(Beginning of Supplied material)

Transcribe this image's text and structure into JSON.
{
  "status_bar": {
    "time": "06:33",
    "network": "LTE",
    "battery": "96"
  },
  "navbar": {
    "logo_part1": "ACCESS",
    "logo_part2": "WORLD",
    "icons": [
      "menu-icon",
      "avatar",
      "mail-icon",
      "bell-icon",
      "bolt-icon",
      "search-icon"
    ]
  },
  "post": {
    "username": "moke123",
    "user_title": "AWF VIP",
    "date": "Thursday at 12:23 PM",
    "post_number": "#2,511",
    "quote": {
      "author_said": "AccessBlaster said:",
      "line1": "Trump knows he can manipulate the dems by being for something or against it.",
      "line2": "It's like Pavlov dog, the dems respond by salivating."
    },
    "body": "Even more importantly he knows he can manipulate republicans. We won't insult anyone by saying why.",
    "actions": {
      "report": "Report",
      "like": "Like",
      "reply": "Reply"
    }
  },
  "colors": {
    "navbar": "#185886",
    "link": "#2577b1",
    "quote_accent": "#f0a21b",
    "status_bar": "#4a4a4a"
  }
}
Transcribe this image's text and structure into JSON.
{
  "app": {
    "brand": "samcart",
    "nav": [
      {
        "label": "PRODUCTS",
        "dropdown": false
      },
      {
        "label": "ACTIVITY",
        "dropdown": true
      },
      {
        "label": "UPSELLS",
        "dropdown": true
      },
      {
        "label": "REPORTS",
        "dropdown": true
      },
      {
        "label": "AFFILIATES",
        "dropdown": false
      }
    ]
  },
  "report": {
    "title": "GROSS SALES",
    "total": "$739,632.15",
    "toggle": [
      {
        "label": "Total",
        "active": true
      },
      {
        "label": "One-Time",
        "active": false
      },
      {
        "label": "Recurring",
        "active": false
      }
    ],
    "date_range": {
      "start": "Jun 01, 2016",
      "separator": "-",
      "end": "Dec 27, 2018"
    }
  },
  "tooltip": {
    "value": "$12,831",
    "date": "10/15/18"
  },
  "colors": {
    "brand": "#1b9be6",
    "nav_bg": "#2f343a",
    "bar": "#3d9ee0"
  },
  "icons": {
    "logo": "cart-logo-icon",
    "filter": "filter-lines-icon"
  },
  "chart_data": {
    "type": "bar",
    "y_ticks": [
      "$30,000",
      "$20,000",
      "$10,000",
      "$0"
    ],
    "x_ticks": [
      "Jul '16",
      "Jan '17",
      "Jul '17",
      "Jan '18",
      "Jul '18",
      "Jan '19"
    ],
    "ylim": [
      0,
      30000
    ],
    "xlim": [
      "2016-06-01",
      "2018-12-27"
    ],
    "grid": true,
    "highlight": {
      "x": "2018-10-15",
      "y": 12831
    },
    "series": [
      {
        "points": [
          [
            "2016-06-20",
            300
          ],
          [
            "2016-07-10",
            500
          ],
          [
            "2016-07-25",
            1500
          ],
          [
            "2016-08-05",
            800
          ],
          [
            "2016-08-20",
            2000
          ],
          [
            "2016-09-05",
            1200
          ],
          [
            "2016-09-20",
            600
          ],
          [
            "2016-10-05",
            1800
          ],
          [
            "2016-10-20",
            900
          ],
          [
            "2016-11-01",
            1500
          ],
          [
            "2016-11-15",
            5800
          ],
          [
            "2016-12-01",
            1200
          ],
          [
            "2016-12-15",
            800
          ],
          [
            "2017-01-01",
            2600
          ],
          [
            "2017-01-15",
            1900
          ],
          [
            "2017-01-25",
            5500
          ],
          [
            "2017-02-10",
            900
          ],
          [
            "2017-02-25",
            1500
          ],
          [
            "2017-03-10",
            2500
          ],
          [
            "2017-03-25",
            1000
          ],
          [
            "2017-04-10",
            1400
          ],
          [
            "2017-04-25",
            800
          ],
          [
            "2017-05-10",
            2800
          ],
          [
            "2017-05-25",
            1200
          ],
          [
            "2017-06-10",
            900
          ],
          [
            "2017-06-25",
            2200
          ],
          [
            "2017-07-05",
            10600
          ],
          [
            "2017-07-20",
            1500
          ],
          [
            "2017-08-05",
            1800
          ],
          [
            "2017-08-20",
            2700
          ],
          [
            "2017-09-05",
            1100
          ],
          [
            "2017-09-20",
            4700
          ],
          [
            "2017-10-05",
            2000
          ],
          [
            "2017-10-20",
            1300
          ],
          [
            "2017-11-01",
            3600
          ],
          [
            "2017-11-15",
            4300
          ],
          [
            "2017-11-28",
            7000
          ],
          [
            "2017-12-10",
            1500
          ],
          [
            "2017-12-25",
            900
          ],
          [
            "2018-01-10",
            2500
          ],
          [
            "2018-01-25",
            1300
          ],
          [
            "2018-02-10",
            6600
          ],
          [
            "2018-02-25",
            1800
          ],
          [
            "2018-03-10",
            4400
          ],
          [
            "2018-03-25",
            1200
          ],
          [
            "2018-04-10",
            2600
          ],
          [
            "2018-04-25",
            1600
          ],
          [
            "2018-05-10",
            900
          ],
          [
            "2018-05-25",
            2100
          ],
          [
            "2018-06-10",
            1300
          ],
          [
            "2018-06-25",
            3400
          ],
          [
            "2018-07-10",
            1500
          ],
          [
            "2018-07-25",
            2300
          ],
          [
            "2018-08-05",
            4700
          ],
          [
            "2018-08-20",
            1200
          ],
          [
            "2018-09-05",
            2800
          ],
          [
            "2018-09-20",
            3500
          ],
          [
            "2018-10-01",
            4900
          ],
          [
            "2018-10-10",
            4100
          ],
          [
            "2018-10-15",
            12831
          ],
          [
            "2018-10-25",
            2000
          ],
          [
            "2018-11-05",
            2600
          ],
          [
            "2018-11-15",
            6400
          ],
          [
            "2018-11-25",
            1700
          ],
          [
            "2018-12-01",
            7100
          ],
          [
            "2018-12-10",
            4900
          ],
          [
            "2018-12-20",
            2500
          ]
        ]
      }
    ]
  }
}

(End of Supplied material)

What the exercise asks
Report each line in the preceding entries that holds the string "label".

Exercise result
        "label": "PRODUCTS",
        "label": "ACTIVITY",
        "label": "UPSELLS",
        "label": "REPORTS",
        "label": "AFFILIATES",
        "label": "Total",
        "label": "One-Time",
        "label": "Recurring",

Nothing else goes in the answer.